__Goal of the exercise__. Search the listing for the string "SILVER" and copy every line that contains it.

__Supplied information__.
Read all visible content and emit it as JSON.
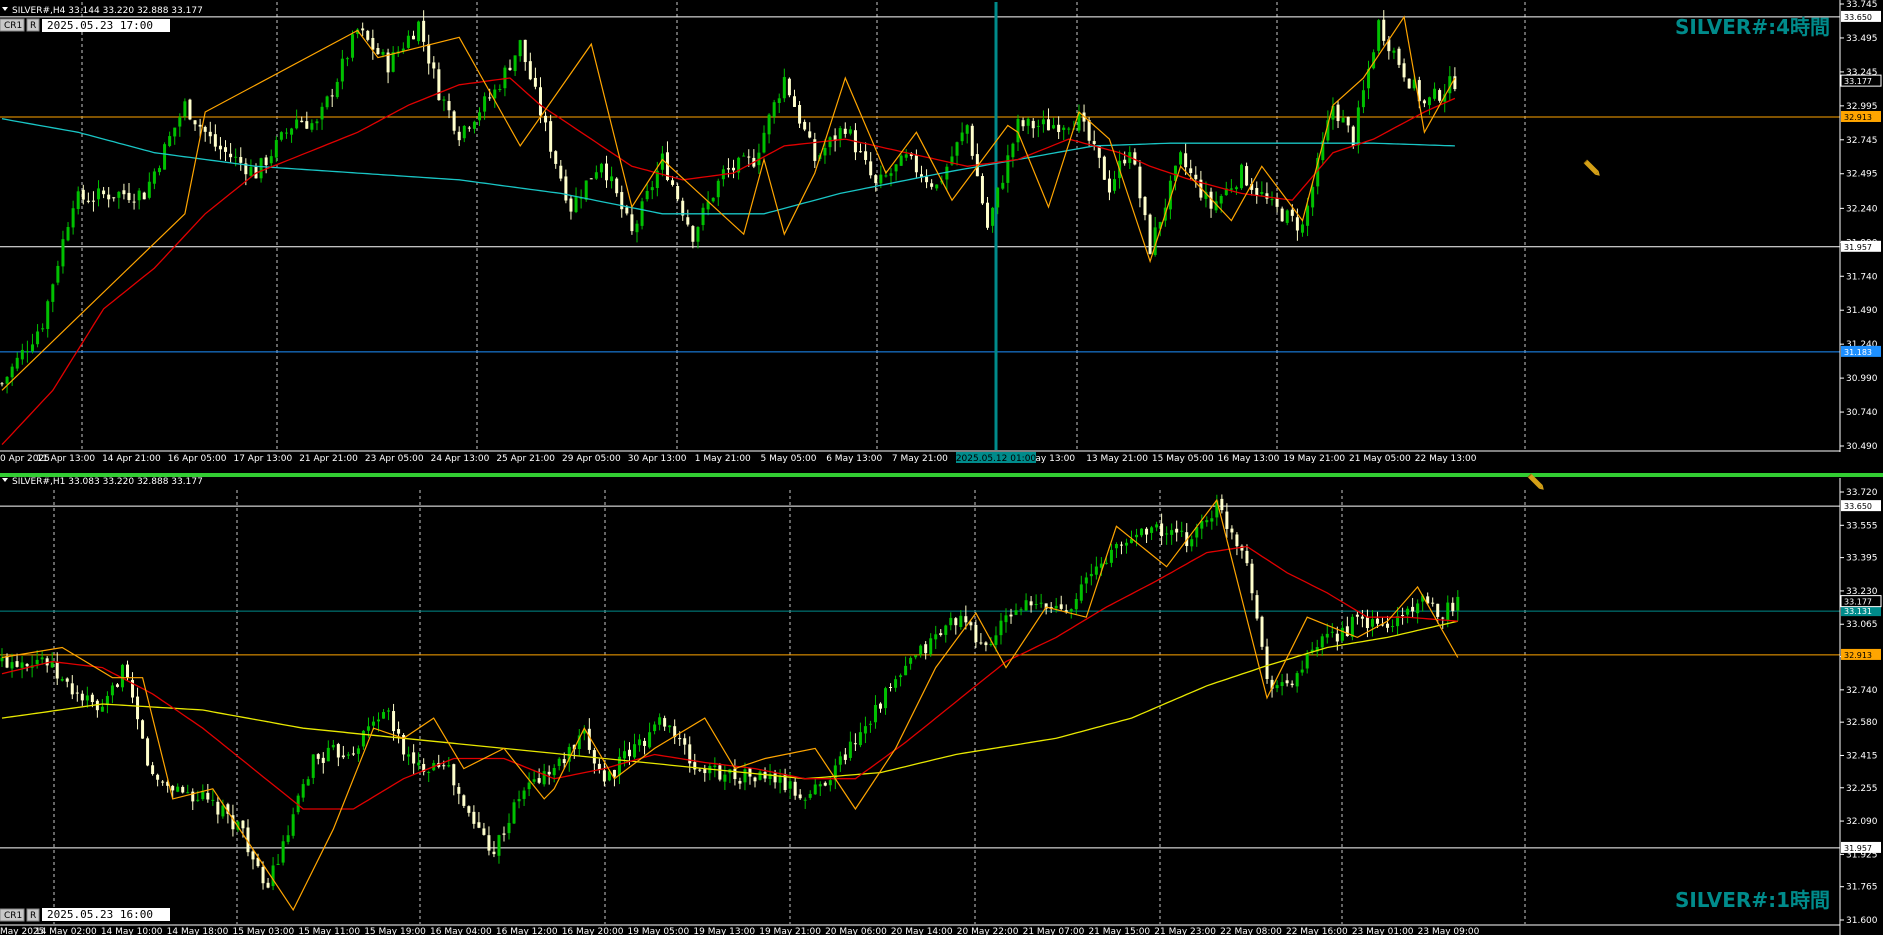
{
  "colors": {
    "background": "#000000",
    "bull": "#00c000",
    "bear": "#ffffcc",
    "ma_fast": "#e00000",
    "ma_slow_h4": "#19c5c5",
    "ma_slow_h1": "#e8e800",
    "zigzag": "#ffa500",
    "level_white": "#ffffff",
    "level_orange": "#ffa500",
    "level_blue": "#1e90ff",
    "level_teal": "#008b8b",
    "title_text": "#008b8b",
    "separator": "#32cd32"
  },
  "chart_data": [
    {
      "type": "candlestick",
      "symbol_header": "SILVER#,H4  33.144 33.220 32.888 33.177",
      "button_labels": [
        "CR1",
        "R"
      ],
      "datetime_box": "2025.05.23 17:00",
      "title": "SILVER#:4時間",
      "ylim": [
        30.49,
        33.745
      ],
      "y_ticks": [
        "33.745",
        "33.495",
        "33.245",
        "32.995",
        "32.745",
        "32.495",
        "32.240",
        "31.990",
        "31.740",
        "31.490",
        "31.240",
        "30.990",
        "30.740",
        "30.490"
      ],
      "x_labels": [
        "0 Apr 2025",
        "11 Apr 13:00",
        "14 Apr 21:00",
        "16 Apr 05:00",
        "17 Apr 13:00",
        "21 Apr 21:00",
        "23 Apr 05:00",
        "24 Apr 13:00",
        "25 Apr 21:00",
        "29 Apr 05:00",
        "30 Apr 13:00",
        "1 May 21:00",
        "5 May 05:00",
        "6 May 13:00",
        "7 May 21:00",
        "2025.05.12 01:00",
        "May 13:00",
        "13 May 21:00",
        "15 May 05:00",
        "16 May 13:00",
        "19 May 21:00",
        "21 May 05:00",
        "22 May 13:00"
      ],
      "crosshair_label": "2025.05.12 01:00",
      "levels": [
        {
          "value": 33.65,
          "label": "33.650",
          "color": "#ffffff"
        },
        {
          "value": 32.913,
          "label": "32.913",
          "color": "#ffa500"
        },
        {
          "value": 31.957,
          "label": "31.957",
          "color": "#ffffff"
        },
        {
          "value": 31.183,
          "label": "31.183",
          "color": "#1e90ff"
        }
      ],
      "price_tag": {
        "value": 33.177,
        "label": "33.177"
      },
      "close_anchors": [
        [
          0,
          30.95
        ],
        [
          8,
          31.4
        ],
        [
          14,
          32.3
        ],
        [
          22,
          32.35
        ],
        [
          28,
          32.35
        ],
        [
          36,
          33.0
        ],
        [
          42,
          32.7
        ],
        [
          50,
          32.5
        ],
        [
          58,
          32.9
        ],
        [
          62,
          32.85
        ],
        [
          70,
          33.55
        ],
        [
          76,
          33.3
        ],
        [
          82,
          33.6
        ],
        [
          86,
          33.1
        ],
        [
          90,
          32.8
        ],
        [
          97,
          33.1
        ],
        [
          102,
          33.45
        ],
        [
          108,
          32.7
        ],
        [
          112,
          32.25
        ],
        [
          118,
          32.6
        ],
        [
          124,
          32.05
        ],
        [
          130,
          32.6
        ],
        [
          136,
          32.05
        ],
        [
          142,
          32.5
        ],
        [
          148,
          32.6
        ],
        [
          154,
          33.2
        ],
        [
          160,
          32.6
        ],
        [
          166,
          32.85
        ],
        [
          172,
          32.4
        ],
        [
          178,
          32.6
        ],
        [
          184,
          32.4
        ],
        [
          190,
          32.85
        ],
        [
          194,
          32.1
        ],
        [
          200,
          32.85
        ],
        [
          206,
          32.85
        ],
        [
          212,
          32.9
        ],
        [
          218,
          32.4
        ],
        [
          222,
          32.7
        ],
        [
          226,
          31.95
        ],
        [
          232,
          32.6
        ],
        [
          238,
          32.25
        ],
        [
          244,
          32.5
        ],
        [
          250,
          32.25
        ],
        [
          256,
          32.1
        ],
        [
          262,
          33.0
        ],
        [
          266,
          32.75
        ],
        [
          271,
          33.6
        ],
        [
          276,
          33.25
        ],
        [
          280,
          33.0
        ],
        [
          286,
          33.18
        ]
      ],
      "ma_fast_anchors": [
        [
          0,
          30.5
        ],
        [
          10,
          30.9
        ],
        [
          20,
          31.5
        ],
        [
          30,
          31.8
        ],
        [
          40,
          32.2
        ],
        [
          50,
          32.5
        ],
        [
          60,
          32.65
        ],
        [
          70,
          32.8
        ],
        [
          80,
          33.0
        ],
        [
          90,
          33.15
        ],
        [
          100,
          33.2
        ],
        [
          106,
          33.0
        ],
        [
          114,
          32.8
        ],
        [
          124,
          32.55
        ],
        [
          134,
          32.45
        ],
        [
          144,
          32.5
        ],
        [
          154,
          32.7
        ],
        [
          166,
          32.75
        ],
        [
          178,
          32.65
        ],
        [
          190,
          32.55
        ],
        [
          200,
          32.6
        ],
        [
          210,
          32.75
        ],
        [
          220,
          32.65
        ],
        [
          226,
          32.55
        ],
        [
          234,
          32.45
        ],
        [
          244,
          32.35
        ],
        [
          254,
          32.3
        ],
        [
          262,
          32.65
        ],
        [
          270,
          32.75
        ],
        [
          280,
          32.95
        ],
        [
          286,
          33.05
        ]
      ],
      "ma_slow_anchors": [
        [
          0,
          32.9
        ],
        [
          15,
          32.8
        ],
        [
          30,
          32.65
        ],
        [
          50,
          32.55
        ],
        [
          70,
          32.5
        ],
        [
          90,
          32.45
        ],
        [
          110,
          32.35
        ],
        [
          130,
          32.2
        ],
        [
          150,
          32.2
        ],
        [
          165,
          32.35
        ],
        [
          185,
          32.5
        ],
        [
          200,
          32.6
        ],
        [
          215,
          32.7
        ],
        [
          230,
          32.72
        ],
        [
          250,
          32.72
        ],
        [
          270,
          32.72
        ],
        [
          286,
          32.7
        ]
      ],
      "zigzag": [
        [
          0,
          30.9
        ],
        [
          36,
          32.2
        ],
        [
          40,
          32.95
        ],
        [
          70,
          33.55
        ],
        [
          74,
          33.35
        ],
        [
          90,
          33.5
        ],
        [
          102,
          32.7
        ],
        [
          116,
          33.45
        ],
        [
          124,
          32.25
        ],
        [
          130,
          32.6
        ],
        [
          146,
          32.05
        ],
        [
          150,
          32.6
        ],
        [
          154,
          32.05
        ],
        [
          160,
          32.5
        ],
        [
          166,
          33.2
        ],
        [
          174,
          32.5
        ],
        [
          180,
          32.8
        ],
        [
          187,
          32.3
        ],
        [
          198,
          32.85
        ],
        [
          200,
          32.8
        ],
        [
          206,
          32.25
        ],
        [
          212,
          32.95
        ],
        [
          218,
          32.75
        ],
        [
          226,
          31.85
        ],
        [
          232,
          32.55
        ],
        [
          242,
          32.15
        ],
        [
          248,
          32.55
        ],
        [
          256,
          32.15
        ],
        [
          262,
          33.0
        ],
        [
          268,
          33.2
        ],
        [
          276,
          33.65
        ],
        [
          280,
          32.8
        ],
        [
          286,
          33.2
        ]
      ]
    },
    {
      "type": "candlestick",
      "symbol_header": "SILVER#,H1  33.083 33.220 32.888 33.177",
      "button_labels": [
        "CR1",
        "R"
      ],
      "datetime_box": "2025.05.23 16:00",
      "title": "SILVER#:1時間",
      "ylim": [
        31.6,
        33.72
      ],
      "y_ticks": [
        "33.720",
        "33.555",
        "33.395",
        "33.230",
        "33.065",
        "32.905",
        "32.740",
        "32.580",
        "32.415",
        "32.255",
        "32.090",
        "31.925",
        "31.765",
        "31.600"
      ],
      "x_labels": [
        "May 2025",
        "14 May 02:00",
        "14 May 10:00",
        "14 May 18:00",
        "15 May 03:00",
        "15 May 11:00",
        "15 May 19:00",
        "16 May 04:00",
        "16 May 12:00",
        "16 May 20:00",
        "19 May 05:00",
        "19 May 13:00",
        "19 May 21:00",
        "20 May 06:00",
        "20 May 14:00",
        "20 May 22:00",
        "21 May 07:00",
        "21 May 15:00",
        "21 May 23:00",
        "22 May 08:00",
        "22 May 16:00",
        "23 May 01:00",
        "23 May 09:00"
      ],
      "levels": [
        {
          "value": 33.65,
          "label": "33.650",
          "color": "#ffffff"
        },
        {
          "value": 33.13,
          "label": "33.131",
          "color": "#008b8b"
        },
        {
          "value": 32.913,
          "label": "32.913",
          "color": "#ffa500"
        },
        {
          "value": 31.957,
          "label": "31.957",
          "color": "#ffffff"
        }
      ],
      "price_tag": {
        "value": 33.177,
        "label": "33.177"
      },
      "close_anchors": [
        [
          0,
          32.88
        ],
        [
          8,
          32.9
        ],
        [
          12,
          32.78
        ],
        [
          20,
          32.62
        ],
        [
          24,
          32.85
        ],
        [
          30,
          32.3
        ],
        [
          40,
          32.2
        ],
        [
          48,
          32.05
        ],
        [
          52,
          31.75
        ],
        [
          56,
          31.95
        ],
        [
          62,
          32.4
        ],
        [
          70,
          32.45
        ],
        [
          76,
          32.65
        ],
        [
          82,
          32.35
        ],
        [
          88,
          32.4
        ],
        [
          92,
          32.15
        ],
        [
          98,
          31.95
        ],
        [
          104,
          32.25
        ],
        [
          110,
          32.35
        ],
        [
          116,
          32.5
        ],
        [
          120,
          32.3
        ],
        [
          128,
          32.5
        ],
        [
          132,
          32.6
        ],
        [
          138,
          32.35
        ],
        [
          146,
          32.32
        ],
        [
          154,
          32.3
        ],
        [
          160,
          32.2
        ],
        [
          166,
          32.35
        ],
        [
          174,
          32.65
        ],
        [
          182,
          32.9
        ],
        [
          190,
          33.1
        ],
        [
          196,
          32.95
        ],
        [
          202,
          33.15
        ],
        [
          212,
          33.15
        ],
        [
          220,
          33.4
        ],
        [
          228,
          33.55
        ],
        [
          236,
          33.48
        ],
        [
          242,
          33.65
        ],
        [
          248,
          33.4
        ],
        [
          252,
          32.8
        ],
        [
          256,
          32.75
        ],
        [
          262,
          32.95
        ],
        [
          270,
          33.08
        ],
        [
          276,
          33.05
        ],
        [
          282,
          33.18
        ],
        [
          286,
          33.12
        ],
        [
          290,
          33.18
        ]
      ],
      "ma_fast_anchors": [
        [
          0,
          32.82
        ],
        [
          10,
          32.88
        ],
        [
          20,
          32.85
        ],
        [
          30,
          32.72
        ],
        [
          40,
          32.55
        ],
        [
          50,
          32.35
        ],
        [
          60,
          32.15
        ],
        [
          70,
          32.15
        ],
        [
          80,
          32.3
        ],
        [
          90,
          32.4
        ],
        [
          100,
          32.4
        ],
        [
          110,
          32.3
        ],
        [
          120,
          32.35
        ],
        [
          130,
          32.42
        ],
        [
          140,
          32.38
        ],
        [
          150,
          32.35
        ],
        [
          160,
          32.3
        ],
        [
          170,
          32.3
        ],
        [
          180,
          32.48
        ],
        [
          190,
          32.68
        ],
        [
          200,
          32.88
        ],
        [
          210,
          33.0
        ],
        [
          220,
          33.15
        ],
        [
          230,
          33.28
        ],
        [
          240,
          33.42
        ],
        [
          248,
          33.45
        ],
        [
          256,
          33.32
        ],
        [
          264,
          33.22
        ],
        [
          272,
          33.1
        ],
        [
          280,
          33.1
        ],
        [
          290,
          33.08
        ]
      ],
      "ma_slow_anchors": [
        [
          0,
          32.6
        ],
        [
          20,
          32.67
        ],
        [
          40,
          32.64
        ],
        [
          60,
          32.55
        ],
        [
          80,
          32.5
        ],
        [
          100,
          32.45
        ],
        [
          120,
          32.4
        ],
        [
          140,
          32.35
        ],
        [
          160,
          32.3
        ],
        [
          175,
          32.33
        ],
        [
          190,
          32.42
        ],
        [
          210,
          32.5
        ],
        [
          225,
          32.6
        ],
        [
          240,
          32.76
        ],
        [
          252,
          32.86
        ],
        [
          264,
          32.95
        ],
        [
          276,
          33.0
        ],
        [
          290,
          33.08
        ]
      ],
      "zigzag": [
        [
          0,
          32.9
        ],
        [
          12,
          32.95
        ],
        [
          22,
          32.8
        ],
        [
          28,
          32.8
        ],
        [
          34,
          32.2
        ],
        [
          42,
          32.25
        ],
        [
          58,
          31.65
        ],
        [
          66,
          32.05
        ],
        [
          74,
          32.55
        ],
        [
          80,
          32.5
        ],
        [
          86,
          32.6
        ],
        [
          92,
          32.35
        ],
        [
          100,
          32.45
        ],
        [
          108,
          32.2
        ],
        [
          110,
          32.25
        ],
        [
          116,
          32.55
        ],
        [
          122,
          32.3
        ],
        [
          130,
          32.45
        ],
        [
          140,
          32.6
        ],
        [
          146,
          32.35
        ],
        [
          152,
          32.4
        ],
        [
          162,
          32.45
        ],
        [
          170,
          32.15
        ],
        [
          178,
          32.45
        ],
        [
          186,
          32.85
        ],
        [
          194,
          33.12
        ],
        [
          200,
          32.85
        ],
        [
          208,
          33.15
        ],
        [
          216,
          33.1
        ],
        [
          222,
          33.55
        ],
        [
          232,
          33.35
        ],
        [
          242,
          33.68
        ],
        [
          252,
          32.7
        ],
        [
          260,
          33.1
        ],
        [
          270,
          33.0
        ],
        [
          276,
          33.08
        ],
        [
          282,
          33.25
        ],
        [
          290,
          32.9
        ]
      ]
    }
  ]
}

__Answer section__.
      "symbol_header": "SILVER#,H4  33.144 33.220 32.888 33.177",
      "title": "SILVER#:4時間",
      "symbol_header": "SILVER#,H1  33.083 33.220 32.888 33.177",
      "title": "SILVER#:1時間",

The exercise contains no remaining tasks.